The why and how of sustainable livestock in arable rotations – Shropshire
Join us to find out more about the benefits of introducing grass and herbal leys into your arable rotations.
These include improved soil health and organic matter content, weed control and improvements in following crop yields.
Making the best use of those leys, through management with grazing livestock, can also add further profit to the system.
What will be covered?
- Benefits to soil, weed control and following arable crops from grass/herbal leys and livestock integration
- Grazing management to get the best out of the ley and ensure good animal performance
- Grazing infrastructure
- Options for different leys
- Putting grass/herbal leys back into arable
You should attend if you:
- Want to find out more about the benefits of introducing grass and herbal leys into your rotation
- Want to know more about the logistics of integrating grazing livestock into your business
- Want to learn more about management of grass and herbal leys through livestock grazing
- Are unsure about where to source stock and the opportunities available
- Have stock but are unsure of the grazing opportunities available
Speakers at the event will be:
Dr Lizzie Sagoo, associate managing director of ADAS Sustainable Agriculture Systems.

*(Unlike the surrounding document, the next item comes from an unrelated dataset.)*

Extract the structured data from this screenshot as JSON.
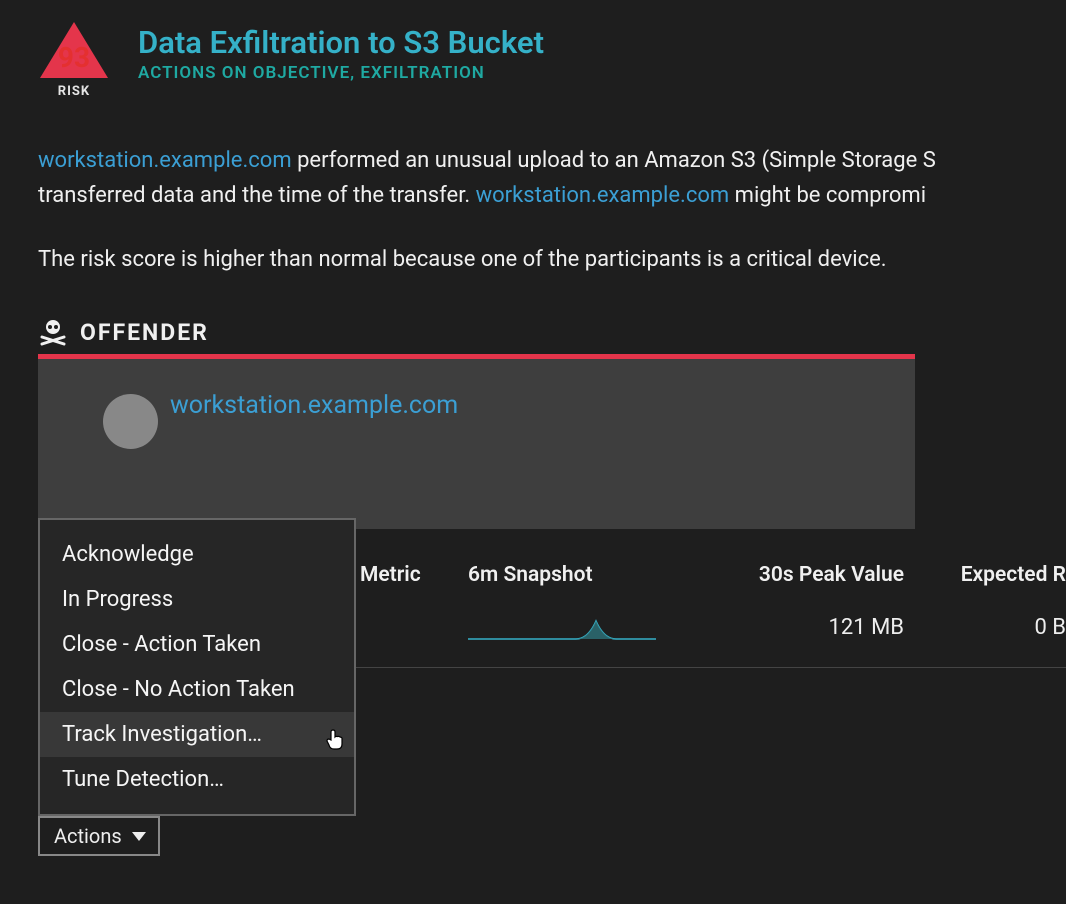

She is a soil scientist by training, with specialist knowledge of soil and nutrient management and diffuse pollution of air and water from agricultural systems. Lizzie joined ADAS in 2003 following a PhD at the University of Leeds.
She has worked on several applied research projects in the areas of sustainable beef systems, grassland and rotation management, soil and nutrient management, managing manures, reducing diffuse pollution from agriculture, and the development of practical farmer decision support tools.

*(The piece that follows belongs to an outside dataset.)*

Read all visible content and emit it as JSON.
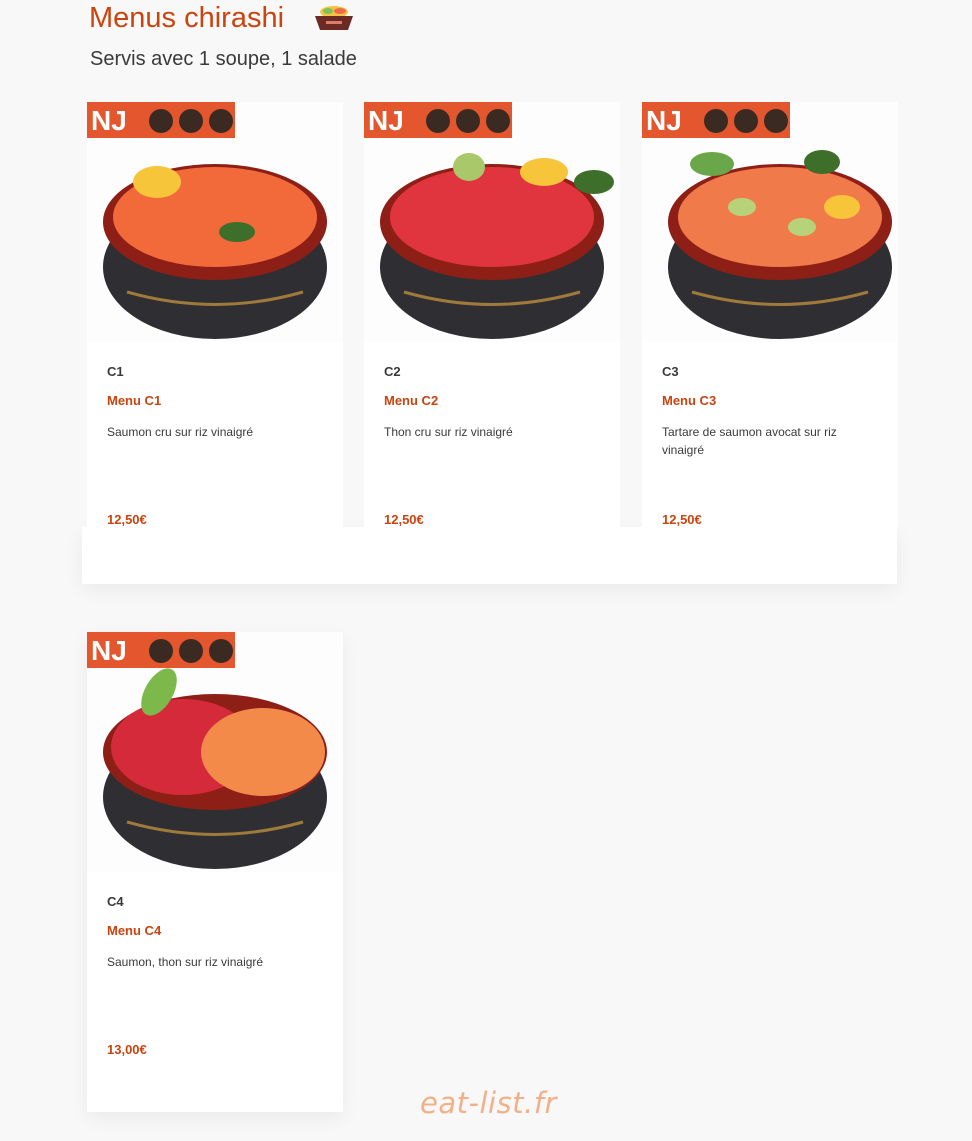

She led the AHDB ‘Sustainable beef systems on arable units’ project, and currently leads the Defra ‘Understanding rotational ‘mob’ grazing: Impacts, benefits and trade-offs’ project.
Dr Liz Genever, an independent sheep and beef consultant with a particular interest in introducing livestock into an arable business. Liz also has a key role in the organisation and planning of Carbon Calling and ReGenAg podcast.
Andrew Dakin, the host farmer, who is Pasture for Life accredited and farms 400 acres in total, including 150 of arable which is in a rotation of linseed, wheat, oats and winter beans. He has 40 acres of herbal leys within the rotation and 50 acres of permanent pasture. He runs 75 suckler cattle and 80 breeding sheep, as well as pigs in an area of woodland. Andrew sells direct to consumers and is involved in the AB8 and GS4 countryside stewardship schemes.